However, we are also cultural beings and we are influenced by our social environment, by what our parents, our sisters, our cousins, our friends and all the women and parents we meet in the street and see in the movies do. In short, we are influenced by our usual experience of the care given to little ones. In industrialized societies, we tend to see bottle-fed babies more often than breastfeeding dyads. In many hospitals today, bottles are still given to new parents. And during a natural disaster, humanitarian aid organizations also tend to distribute powdered milk. Even the dolls we buy for children are given bottles! It is not surprising that, conditioned from a very young age, parents spontaneously associate babies with bottles. This is not the norm in parts of the world where breastfeeding rates are much higher. We all learn by imitation. If our role models are bottle-feeding parents, chances are we expect to feed our children that way. But if our role models are breastfeeding parents, we are more likely to breastfeed ourselves.

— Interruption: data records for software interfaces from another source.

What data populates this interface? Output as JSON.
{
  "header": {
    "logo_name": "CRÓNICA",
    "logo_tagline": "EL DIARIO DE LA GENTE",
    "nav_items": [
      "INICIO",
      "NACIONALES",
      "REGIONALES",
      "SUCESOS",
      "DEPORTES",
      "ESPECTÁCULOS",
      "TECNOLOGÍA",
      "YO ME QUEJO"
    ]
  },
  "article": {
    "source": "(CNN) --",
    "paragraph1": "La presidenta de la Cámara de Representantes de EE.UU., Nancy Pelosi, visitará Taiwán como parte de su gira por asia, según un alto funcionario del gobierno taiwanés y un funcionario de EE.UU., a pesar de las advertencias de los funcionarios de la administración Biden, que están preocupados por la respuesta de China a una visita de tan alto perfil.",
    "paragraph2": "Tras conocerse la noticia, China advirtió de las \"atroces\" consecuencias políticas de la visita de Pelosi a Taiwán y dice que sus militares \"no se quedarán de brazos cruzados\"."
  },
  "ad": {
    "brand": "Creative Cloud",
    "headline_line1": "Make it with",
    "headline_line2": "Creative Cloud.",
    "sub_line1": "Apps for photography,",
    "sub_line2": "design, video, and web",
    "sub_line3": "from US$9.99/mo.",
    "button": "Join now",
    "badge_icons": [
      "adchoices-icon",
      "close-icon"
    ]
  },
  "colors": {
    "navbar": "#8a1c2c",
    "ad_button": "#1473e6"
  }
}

Breastfeeding is thus “an art of imitation”, a set of gestures and postures that are learned. Of course, it can be useful sometimes to read books and watch videos on the internet. But nothing is more effective than being able to observe others breastfeeding their babies in real life, if possible from a very young age. Nothing is more effective than direct, live learning by example. Having an experienced breastfeeding mother on hand is always better than a theoretical book or the opinion of your neighbor who has never breastfed. Watch a woman who has experience; see how smooth and confident her movements are; notice how she puts her child to the breast almost without thinking about it; it is a very reassuring sight. Being able to observe “real” babies nursing makes breastfeeding feel achievable, simply human and natural. It feeds your sensory experience with images of breastfeeding women and breastfed babies, but also with the sounds babies make as they suckle. With this experience, you will feel more comfortable and confident when you put your baby to the breast.
LLL meetings are a great place for parents to “learn” about breastfeeding, peer-to-peer, in a direct and lively way, by observing breastfeeding dyads, as well as by talking and sharing experiences. This is probably the best way to “prepare” for breastfeeding. These meetings are places of sharing of an ancestral art that has been lost in many parts of the world and that women and families are trying to reappropriate. This type of place is still too rare in a culture that is mostly not one that supports breastfeeding.

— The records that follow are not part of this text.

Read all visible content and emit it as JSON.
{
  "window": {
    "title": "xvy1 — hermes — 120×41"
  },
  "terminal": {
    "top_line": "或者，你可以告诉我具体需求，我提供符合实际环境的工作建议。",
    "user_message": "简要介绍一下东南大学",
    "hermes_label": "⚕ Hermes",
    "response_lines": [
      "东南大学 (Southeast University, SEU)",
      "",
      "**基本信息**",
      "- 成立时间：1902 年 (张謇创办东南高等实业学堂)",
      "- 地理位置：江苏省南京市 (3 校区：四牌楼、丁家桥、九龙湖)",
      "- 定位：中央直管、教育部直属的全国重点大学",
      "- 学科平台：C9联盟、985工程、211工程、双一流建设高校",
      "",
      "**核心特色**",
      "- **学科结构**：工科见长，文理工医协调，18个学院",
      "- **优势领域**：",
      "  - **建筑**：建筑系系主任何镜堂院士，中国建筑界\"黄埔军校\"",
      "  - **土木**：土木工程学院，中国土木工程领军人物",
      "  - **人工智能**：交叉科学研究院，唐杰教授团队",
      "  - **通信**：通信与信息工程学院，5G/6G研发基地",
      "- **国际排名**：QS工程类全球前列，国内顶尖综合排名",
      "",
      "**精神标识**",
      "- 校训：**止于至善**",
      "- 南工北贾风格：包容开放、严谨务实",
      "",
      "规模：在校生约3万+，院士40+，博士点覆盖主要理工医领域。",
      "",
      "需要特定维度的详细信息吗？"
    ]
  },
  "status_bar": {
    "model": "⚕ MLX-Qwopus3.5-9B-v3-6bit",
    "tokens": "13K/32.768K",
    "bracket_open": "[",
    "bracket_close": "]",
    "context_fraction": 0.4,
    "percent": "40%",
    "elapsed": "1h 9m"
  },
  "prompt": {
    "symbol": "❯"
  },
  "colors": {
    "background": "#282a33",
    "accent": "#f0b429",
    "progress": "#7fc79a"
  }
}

But the more women around us who breastfeed, the more women will spontaneously want to breastfeed because nursing will be part of their ordinary life experience. Breastfeeding is not just an individual choice; it is a social experience in which all members of a community are involved. Parents naturally adopt socially valued and expected parenting behaviors. All of this gives the phrase “it takes a village to breastfeed a child” even more force, because it allows us to see the importance of breastfeeding’s place in our community.